Sixteen terminally ill cancer patients took part in the researcher's first human trials, in which a small dose of the virus was administered. Some were stabilised and, more importantly, showed no serious side effects from the treatment. Phase two trials are now under way on 63 patients in the US. Once the phase two trials are completed, Viralytics will carry out phase three trials on a larger number of patients.
Shafren said, “It's going to be really personalised medicine… The virus's tolerance profile is much better than all chemotherapies and that, to me, is the big plus. The virus will win hands down on quality of life. There is no doubt that viruses target cancer, there is no doubt that viruses can kill tumours; now, it's the balance of giving the right virus to the right patient. That's the secret - it's going to be who gets the delivery right.”
The chief executive of the Cancer Council Australia, Ian Olver, believes the research is encouraging and is keenly watching developments. “It's a clever way of targeting a tumour,” he said. “The virus infects tumours with particular molecules in them. It has been discovered the molecules are in higher concentrations in some tumours than they are in the rest of the cells in the body. That allows you to target the treatment. But, as always, the proof of the pudding is in the eating. Will it kill tumours as they expect it will? The question is, will it kill every last cell in the tumour?
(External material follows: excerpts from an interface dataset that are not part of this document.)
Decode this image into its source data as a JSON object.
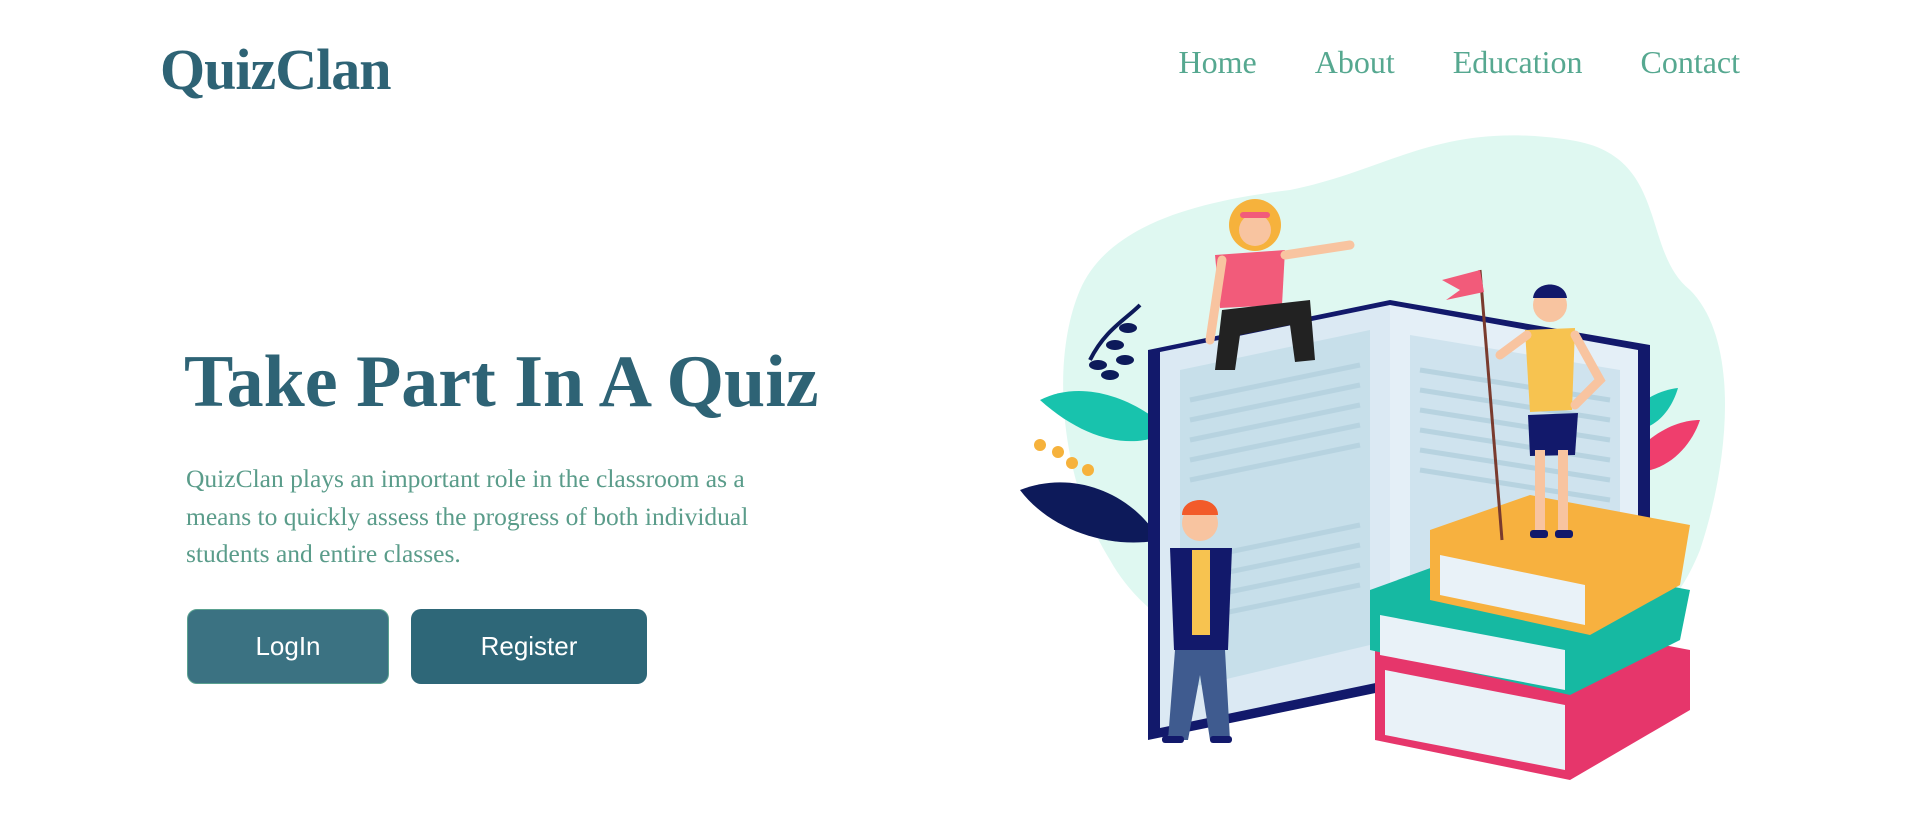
{
  "header": {
    "logo": "QuizClan",
    "nav": [
      {
        "label": "Home"
      },
      {
        "label": "About"
      },
      {
        "label": "Education"
      },
      {
        "label": "Contact"
      }
    ]
  },
  "hero": {
    "title": "Take Part In A Quiz",
    "description": "QuizClan plays an important role in the classroom as a means to quickly assess the progress of both individual students and entire classes.",
    "login_label": "LogIn",
    "register_label": "Register"
  },
  "colors": {
    "primary": "#2e6375",
    "accent": "#56a890",
    "button": "#2e6778",
    "blob": "#dff8f1"
  },
  "illustration": {
    "subject": "students with open book and stack of books"
  }
}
That's what you need to get a cure.”
Viralytics is not the only biotechnology company doing research and clinical trials in the growing and potentially lucrative area of virotherapy. A Boston company called BioVex, Inc, which is using a genetically modified version of the herpes virus to treat melanoma and head and neck cancers, was acquired by global pharmaceutical giant Amgen for $US1 billion in February last year. Canadian group Oncolytics Biotech is in phase three trials using the reovirus - usually a mild virus that can affect the gastrointestinal system or respiratory tract - on patients with head and neck cancers. American company Jennerex has engineered a pox virus called JX-594, which is being tested on patients with liver cancer.
Ethical debate about creating genetically modified viruses continues in the scientific community, with Shafren and his team opting for naturally occurring viruses. “There are two schools of thought: you can use genetically mutated viruses or naturally occurring viruses,” he said. “Then you have the ethical problem of releasing genetically altered viruses into the community. We have gone on one side of the pathway to use naturally occurring viruses. We have been trying to bioselect. We're not changing the virus but we're trying to select the best virus.”
The managing director of Viralytics, Bryan Dulhunty, believes the science has major health - not to mention commercial - potential. “I think what we are seeing now is the birth of a new industry,” he said. “We are following a pretty typical cycle. Ten years ago there was very little science in the area but we now understand how viruses affect cancer. Ten years ago there was almost no science literature. Last year there were about 500 articles on it. With the science there has been a growth in clinical trials - good, reliable, provable data and with that comes the commercial money. While this is still a novel field it's about to enter the mainstream.”
Shafren remains unconvinced there will ever be a cure for the disease, which kills almost 40,000 Australians each year. “Cure is the word I won't use any more…I'm not sure that we're ever going to cure cancer,” he said.